Second, I see that despite my attempts to train peer reviewing by discussing the need for peer review, the benefits of noticing and giving information, and the large amount of peer review practicing that we do, my students are not getting any better at it. In class my students exchanged very little relevant ideas on their projects without prompting. For example, two students were not discussing their projects when I approached them. I asked the first student if he understood his partner's presentation, and he said, "yes." Then I asked him if he thought it was well organized, and he said, "no." But the two students didn't seem to care that it wasn't well organized until I stared asking more questions. Another pair had discussed the wording in a presentation, but it wasn't until I began asking questions that the student's self-diagnosed a potential problem in her own presentation: her bias for Korean food over U.S. food on a presentation discussing the effects of U.S. food on Koreans who move to the U.S.
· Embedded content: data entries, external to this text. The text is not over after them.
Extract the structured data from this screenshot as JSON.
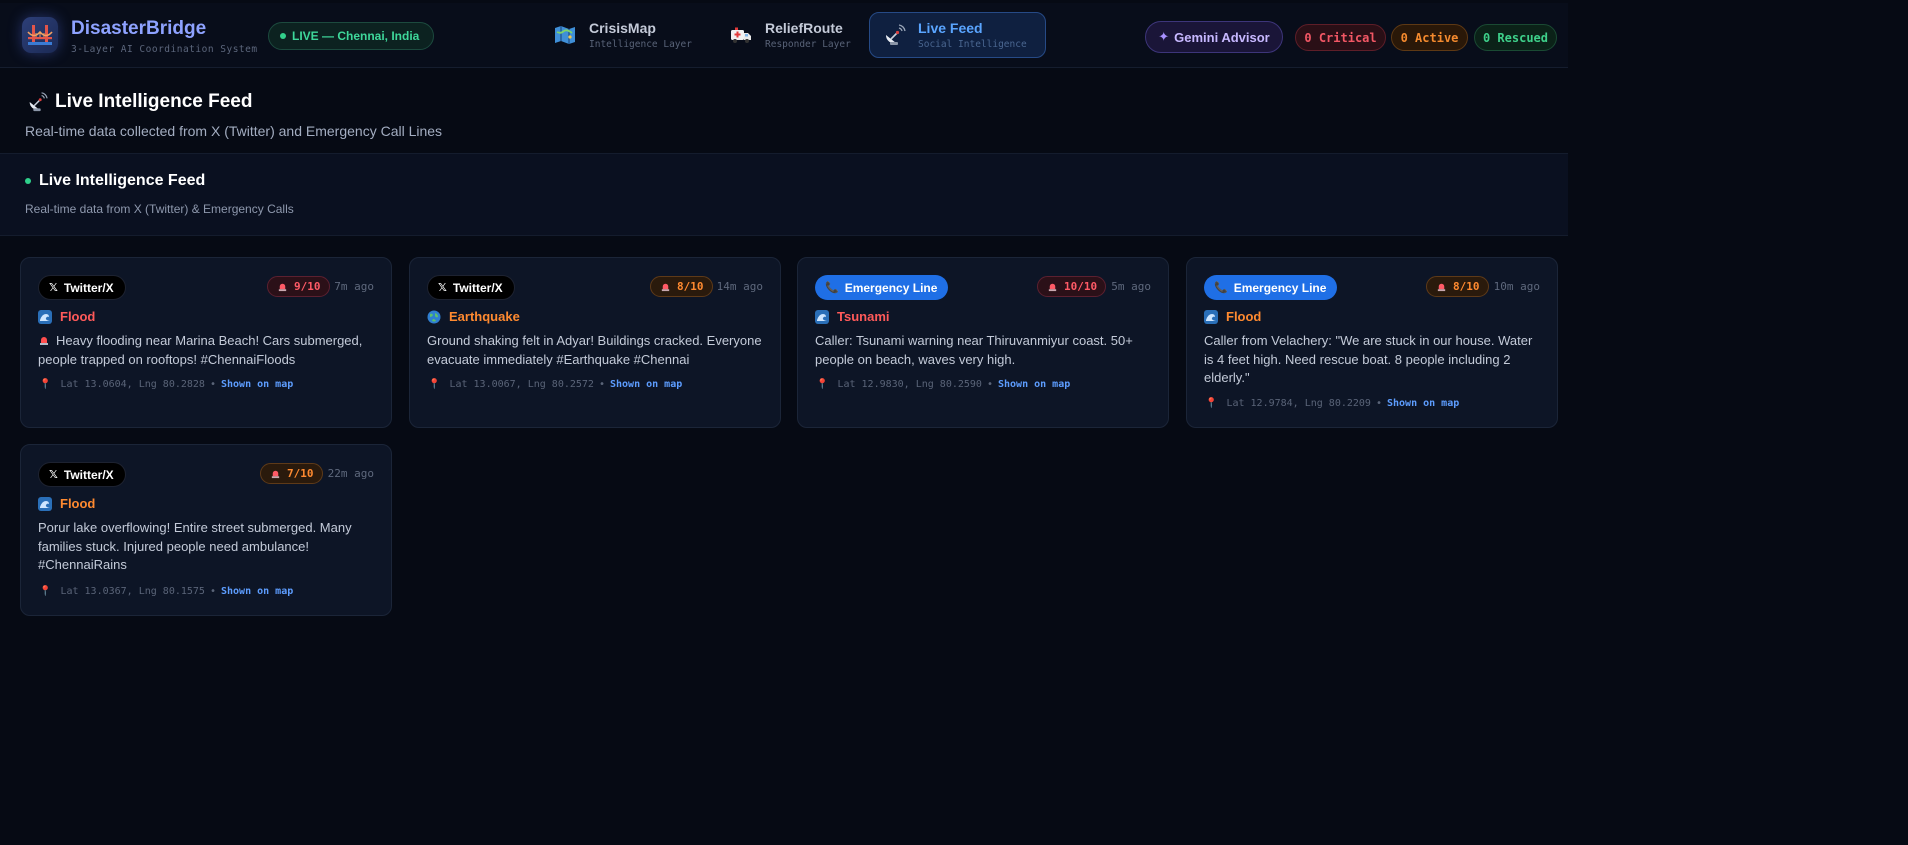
{
  "app": {
    "name": "DisasterBridge",
    "subtitle": "3-Layer AI Coordination System",
    "live_status": "LIVE — Chennai, India"
  },
  "nav": {
    "tabs": [
      {
        "title": "CrisisMap",
        "subtitle": "Intelligence Layer",
        "icon": "map-icon",
        "active": false
      },
      {
        "title": "ReliefRoute",
        "subtitle": "Responder Layer",
        "icon": "ambulance-icon",
        "active": false
      },
      {
        "title": "Live Feed",
        "subtitle": "Social Intelligence",
        "icon": "satellite-dish-icon",
        "active": true
      }
    ]
  },
  "toolbar": {
    "advisor_label": "Gemini Advisor",
    "stats": {
      "critical": "0 Critical",
      "active": "0 Active",
      "rescued": "0 Rescued"
    }
  },
  "page": {
    "title": "Live Intelligence Feed",
    "subtitle": "Real-time data collected from X (Twitter) and Emergency Call Lines"
  },
  "section": {
    "title": "Live Intelligence Feed",
    "subtitle": "Real-time data from X (Twitter) & Emergency Calls"
  },
  "feed": [
    {
      "source": "Twitter/X",
      "source_type": "twitter",
      "severity": "9/10",
      "severity_level": "red",
      "age": "7m ago",
      "type": "Flood",
      "type_color": "red",
      "type_icon": "wave-icon",
      "leading_icon": "siren-icon",
      "message": "Heavy flooding near Marina Beach! Cars submerged, people trapped on rooftops! #ChennaiFloods",
      "coords": "Lat 13.0604, Lng 80.2828",
      "map_link": "Shown on map"
    },
    {
      "source": "Twitter/X",
      "source_type": "twitter",
      "severity": "8/10",
      "severity_level": "orange",
      "age": "14m ago",
      "type": "Earthquake",
      "type_color": "orange",
      "type_icon": "globe-icon",
      "message": "Ground shaking felt in Adyar! Buildings cracked. Everyone evacuate immediately #Earthquake #Chennai",
      "coords": "Lat 13.0067, Lng 80.2572",
      "map_link": "Shown on map"
    },
    {
      "source": "Emergency Line",
      "source_type": "emergency",
      "severity": "10/10",
      "severity_level": "red",
      "age": "5m ago",
      "type": "Tsunami",
      "type_color": "red",
      "type_icon": "wave-icon",
      "message": "Caller: Tsunami warning near Thiruvanmiyur coast. 50+ people on beach, waves very high.",
      "coords": "Lat 12.9830, Lng 80.2590",
      "map_link": "Shown on map"
    },
    {
      "source": "Emergency Line",
      "source_type": "emergency",
      "severity": "8/10",
      "severity_level": "orange",
      "age": "10m ago",
      "type": "Flood",
      "type_color": "orange",
      "type_icon": "wave-icon",
      "message": "Caller from Velachery: \"We are stuck in our house. Water is 4 feet high. Need rescue boat. 8 people including 2 elderly.\"",
      "coords": "Lat 12.9784, Lng 80.2209",
      "map_link": "Shown on map"
    },
    {
      "source": "Twitter/X",
      "source_type": "twitter",
      "severity": "7/10",
      "severity_level": "orange",
      "age": "22m ago",
      "type": "Flood",
      "type_color": "orange",
      "type_icon": "wave-icon",
      "message": "Porur lake overflowing! Entire street submerged. Many families stuck. Injured people need ambulance! #ChennaiRains",
      "coords": "Lat 13.0367, Lng 80.1575",
      "map_link": "Shown on map"
    }
  ]
}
I'm see now at the end of class that I needed to do a better job in giving examples of peer reviewing and taking a class time to devote to peer review. Also, I regret not conducting the ALR research on peer-review for this class because reading about the literature, studies, and theories behind noticing and peer-review would have helped. In all, I think my efforts to integrate peer review to help my students target specific grammatical problems has been inadequate.